*** THE INPUT ***
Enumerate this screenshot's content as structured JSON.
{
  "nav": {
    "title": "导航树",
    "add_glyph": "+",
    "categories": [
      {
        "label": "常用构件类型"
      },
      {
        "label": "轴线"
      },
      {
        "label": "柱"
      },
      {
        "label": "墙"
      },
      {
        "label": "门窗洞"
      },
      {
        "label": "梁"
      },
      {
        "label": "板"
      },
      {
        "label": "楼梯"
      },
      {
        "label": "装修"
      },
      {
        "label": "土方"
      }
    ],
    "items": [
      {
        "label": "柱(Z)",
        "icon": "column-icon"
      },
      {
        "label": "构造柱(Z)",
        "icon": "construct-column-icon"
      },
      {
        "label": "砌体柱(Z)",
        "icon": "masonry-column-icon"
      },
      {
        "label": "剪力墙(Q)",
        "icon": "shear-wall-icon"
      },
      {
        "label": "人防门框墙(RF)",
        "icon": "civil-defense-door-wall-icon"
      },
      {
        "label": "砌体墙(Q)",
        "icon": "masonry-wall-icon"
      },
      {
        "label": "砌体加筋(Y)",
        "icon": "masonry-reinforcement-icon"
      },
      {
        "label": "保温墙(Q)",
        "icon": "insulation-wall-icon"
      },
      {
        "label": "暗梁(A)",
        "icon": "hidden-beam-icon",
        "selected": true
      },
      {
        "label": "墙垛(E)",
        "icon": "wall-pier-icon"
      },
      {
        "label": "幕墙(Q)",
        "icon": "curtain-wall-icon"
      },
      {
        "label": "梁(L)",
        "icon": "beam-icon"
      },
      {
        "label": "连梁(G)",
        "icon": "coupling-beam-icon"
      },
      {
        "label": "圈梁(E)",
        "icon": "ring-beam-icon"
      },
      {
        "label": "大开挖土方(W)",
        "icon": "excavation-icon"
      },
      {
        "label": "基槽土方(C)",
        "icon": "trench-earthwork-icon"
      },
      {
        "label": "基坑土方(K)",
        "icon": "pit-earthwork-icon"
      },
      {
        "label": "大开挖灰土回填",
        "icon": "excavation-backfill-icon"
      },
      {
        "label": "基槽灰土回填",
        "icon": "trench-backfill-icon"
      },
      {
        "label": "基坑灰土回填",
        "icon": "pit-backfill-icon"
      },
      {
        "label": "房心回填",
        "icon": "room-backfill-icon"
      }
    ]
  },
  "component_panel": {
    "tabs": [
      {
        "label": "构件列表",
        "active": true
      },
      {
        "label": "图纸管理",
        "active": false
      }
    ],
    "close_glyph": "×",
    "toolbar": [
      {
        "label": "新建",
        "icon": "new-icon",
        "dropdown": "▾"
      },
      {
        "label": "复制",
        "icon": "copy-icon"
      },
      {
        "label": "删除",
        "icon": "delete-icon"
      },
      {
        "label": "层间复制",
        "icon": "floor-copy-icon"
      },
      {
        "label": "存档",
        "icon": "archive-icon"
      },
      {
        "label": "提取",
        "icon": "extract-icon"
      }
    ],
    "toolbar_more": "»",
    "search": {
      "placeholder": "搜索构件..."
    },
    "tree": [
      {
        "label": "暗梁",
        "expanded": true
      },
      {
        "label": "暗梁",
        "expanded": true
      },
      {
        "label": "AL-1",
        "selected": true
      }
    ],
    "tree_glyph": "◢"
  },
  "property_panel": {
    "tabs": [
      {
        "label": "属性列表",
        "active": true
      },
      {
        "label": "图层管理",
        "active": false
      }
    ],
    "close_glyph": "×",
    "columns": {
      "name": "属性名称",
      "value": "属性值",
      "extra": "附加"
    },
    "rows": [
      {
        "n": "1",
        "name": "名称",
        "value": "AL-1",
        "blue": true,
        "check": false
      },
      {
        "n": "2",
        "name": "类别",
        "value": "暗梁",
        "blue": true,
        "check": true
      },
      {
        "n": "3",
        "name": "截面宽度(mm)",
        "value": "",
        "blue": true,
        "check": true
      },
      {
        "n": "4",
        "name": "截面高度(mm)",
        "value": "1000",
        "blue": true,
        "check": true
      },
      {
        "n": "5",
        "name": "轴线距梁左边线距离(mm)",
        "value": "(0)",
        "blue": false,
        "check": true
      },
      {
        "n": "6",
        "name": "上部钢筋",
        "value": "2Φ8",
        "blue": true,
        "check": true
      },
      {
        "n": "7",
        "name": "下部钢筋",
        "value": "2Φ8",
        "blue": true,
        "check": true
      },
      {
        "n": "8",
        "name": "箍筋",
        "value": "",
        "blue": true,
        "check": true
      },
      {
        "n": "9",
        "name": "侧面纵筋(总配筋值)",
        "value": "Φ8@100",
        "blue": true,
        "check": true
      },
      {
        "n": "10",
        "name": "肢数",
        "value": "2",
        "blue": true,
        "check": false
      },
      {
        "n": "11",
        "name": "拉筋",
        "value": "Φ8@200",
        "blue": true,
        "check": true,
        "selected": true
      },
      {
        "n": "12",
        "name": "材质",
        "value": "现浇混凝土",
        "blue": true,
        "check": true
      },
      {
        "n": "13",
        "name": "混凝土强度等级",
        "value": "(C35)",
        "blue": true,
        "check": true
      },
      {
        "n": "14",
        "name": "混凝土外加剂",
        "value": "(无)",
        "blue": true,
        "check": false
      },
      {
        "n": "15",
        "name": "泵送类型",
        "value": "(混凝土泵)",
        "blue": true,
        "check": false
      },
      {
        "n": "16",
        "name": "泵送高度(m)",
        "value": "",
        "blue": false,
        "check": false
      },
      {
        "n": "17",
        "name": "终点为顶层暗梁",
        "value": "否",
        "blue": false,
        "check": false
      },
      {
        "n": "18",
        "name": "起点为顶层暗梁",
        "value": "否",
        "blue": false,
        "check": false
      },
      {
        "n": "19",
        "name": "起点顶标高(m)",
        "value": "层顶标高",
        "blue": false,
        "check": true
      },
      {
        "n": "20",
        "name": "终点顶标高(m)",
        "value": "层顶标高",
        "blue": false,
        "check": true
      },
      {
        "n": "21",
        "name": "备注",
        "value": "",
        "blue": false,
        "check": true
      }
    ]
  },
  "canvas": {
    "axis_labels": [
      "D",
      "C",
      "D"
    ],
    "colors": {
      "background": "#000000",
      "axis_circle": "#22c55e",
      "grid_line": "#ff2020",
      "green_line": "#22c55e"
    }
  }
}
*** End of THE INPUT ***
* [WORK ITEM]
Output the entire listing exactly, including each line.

* [SOLUTION BELOW]
Enumerate this screenshot's content as structured JSON.
{
  "nav": {
    "title": "导航树",
    "add_glyph": "+",
    "categories": [
      {
        "label": "常用构件类型"
      },
      {
        "label": "轴线"
      },
      {
        "label": "柱"
      },
      {
        "label": "墙"
      },
      {
        "label": "门窗洞"
      },
      {
        "label": "梁"
      },
      {
        "label": "板"
      },
      {
        "label": "楼梯"
      },
      {
        "label": "装修"
      },
      {
        "label": "土方"
      }
    ],
    "items": [
      {
        "label": "柱(Z)",
        "icon": "column-icon"
      },
      {
        "label": "构造柱(Z)",
        "icon": "construct-column-icon"
      },
      {
        "label": "砌体柱(Z)",
        "icon": "masonry-column-icon"
      },
      {
        "label": "剪力墙(Q)",
        "icon": "shear-wall-icon"
      },
      {
        "label": "人防门框墙(RF)",
        "icon": "civil-defense-door-wall-icon"
      },
      {
        "label": "砌体墙(Q)",
        "icon": "masonry-wall-icon"
      },
      {
        "label": "砌体加筋(Y)",
        "icon": "masonry-reinforcement-icon"
      },
      {
        "label": "保温墙(Q)",
        "icon": "insulation-wall-icon"
      },
      {
        "label": "暗梁(A)",
        "icon": "hidden-beam-icon",
        "selected": true
      },
      {
        "label": "墙垛(E)",
        "icon": "wall-pier-icon"
      },
      {
        "label": "幕墙(Q)",
        "icon": "curtain-wall-icon"
      },
      {
        "label": "梁(L)",
        "icon": "beam-icon"
      },
      {
        "label": "连梁(G)",
        "icon": "coupling-beam-icon"
      },
      {
        "label": "圈梁(E)",
        "icon": "ring-beam-icon"
      },
      {
        "label": "大开挖土方(W)",
        "icon": "excavation-icon"
      },
      {
        "label": "基槽土方(C)",
        "icon": "trench-earthwork-icon"
      },
      {
        "label": "基坑土方(K)",
        "icon": "pit-earthwork-icon"
      },
      {
        "label": "大开挖灰土回填",
        "icon": "excavation-backfill-icon"
      },
      {
        "label": "基槽灰土回填",
        "icon": "trench-backfill-icon"
      },
      {
        "label": "基坑灰土回填",
        "icon": "pit-backfill-icon"
      },
      {
        "label": "房心回填",
        "icon": "room-backfill-icon"
      }
    ]
  },
  "component_panel": {
    "tabs": [
      {
        "label": "构件列表",
        "active": true
      },
      {
        "label": "图纸管理",
        "active": false
      }
    ],
    "close_glyph": "×",
    "toolbar": [
      {
        "label": "新建",
        "icon": "new-icon",
        "dropdown": "▾"
      },
      {
        "label": "复制",
        "icon": "copy-icon"
      },
      {
        "label": "删除",
        "icon": "delete-icon"
      },
      {
        "label": "层间复制",
        "icon": "floor-copy-icon"
      },
      {
        "label": "存档",
        "icon": "archive-icon"
      },
      {
        "label": "提取",
        "icon": "extract-icon"
      }
    ],
    "toolbar_more": "»",
    "search": {
      "placeholder": "搜索构件..."
    },
    "tree": [
      {
        "label": "暗梁",
        "expanded": true
      },
      {
        "label": "暗梁",
        "expanded": true
      },
      {
        "label": "AL-1",
        "selected": true
      }
    ],
    "tree_glyph": "◢"
  },
  "property_panel": {
    "tabs": [
      {
        "label": "属性列表",
        "active": true
      },
      {
        "label": "图层管理",
        "active": false
      }
    ],
    "close_glyph": "×",
    "columns": {
      "name": "属性名称",
      "value": "属性值",
      "extra": "附加"
    },
    "rows": [
      {
        "n": "1",
        "name": "名称",
        "value": "AL-1",
        "blue": true,
        "check": false
      },
      {
        "n": "2",
        "name": "类别",
        "value": "暗梁",
        "blue": true,
        "check": true
      },
      {
        "n": "3",
        "name": "截面宽度(mm)",
        "value": "",
        "blue": true,
        "check": true
      },
      {
        "n": "4",
        "name": "截面高度(mm)",
        "value": "1000",
        "blue": true,
        "check": true
      },
      {
        "n": "5",
        "name": "轴线距梁左边线距离(mm)",
        "value": "(0)",
        "blue": false,
        "check": true
      },
      {
        "n": "6",
        "name": "上部钢筋",
        "value": "2Φ8",
        "blue": true,
        "check": true
      },
      {
        "n": "7",
        "name": "下部钢筋",
        "value": "2Φ8",
        "blue": true,
        "check": true
      },
      {
        "n": "8",
        "name": "箍筋",
        "value": "",
        "blue": true,
        "check": true
      },
      {
        "n": "9",
        "name": "侧面纵筋(总配筋值)",
        "value": "Φ8@100",
        "blue": true,
        "check": true
      },
      {
        "n": "10",
        "name": "肢数",
        "value": "2",
        "blue": true,
        "check": false
      },
      {
        "n": "11",
        "name": "拉筋",
        "value": "Φ8@200",
        "blue": true,
        "check": true,
        "selected": true
      },
      {
        "n": "12",
        "name": "材质",
        "value": "现浇混凝土",
        "blue": true,
        "check": true
      },
      {
        "n": "13",
        "name": "混凝土强度等级",
        "value": "(C35)",
        "blue": true,
        "check": true
      },
      {
        "n": "14",
        "name": "混凝土外加剂",
        "value": "(无)",
        "blue": true,
        "check": false
      },
      {
        "n": "15",
        "name": "泵送类型",
        "value": "(混凝土泵)",
        "blue": true,
        "check": false
      },
      {
        "n": "16",
        "name": "泵送高度(m)",
        "value": "",
        "blue": false,
        "check": false
      },
      {
        "n": "17",
        "name": "终点为顶层暗梁",
        "value": "否",
        "blue": false,
        "check": false
      },
      {
        "n": "18",
        "name": "起点为顶层暗梁",
        "value": "否",
        "blue": false,
        "check": false
      },
      {
        "n": "19",
        "name": "起点顶标高(m)",
        "value": "层顶标高",
        "blue": false,
        "check": true
      },
      {
        "n": "20",
        "name": "终点顶标高(m)",
        "value": "层顶标高",
        "blue": false,
        "check": true
      },
      {
        "n": "21",
        "name": "备注",
        "value": "",
        "blue": false,
        "check": true
      }
    ]
  },
  "canvas": {
    "axis_labels": [
      "D",
      "C",
      "D"
    ],
    "colors": {
      "background": "#000000",
      "axis_circle": "#22c55e",
      "grid_line": "#ff2020",
      "green_line": "#22c55e"
    }
  }
}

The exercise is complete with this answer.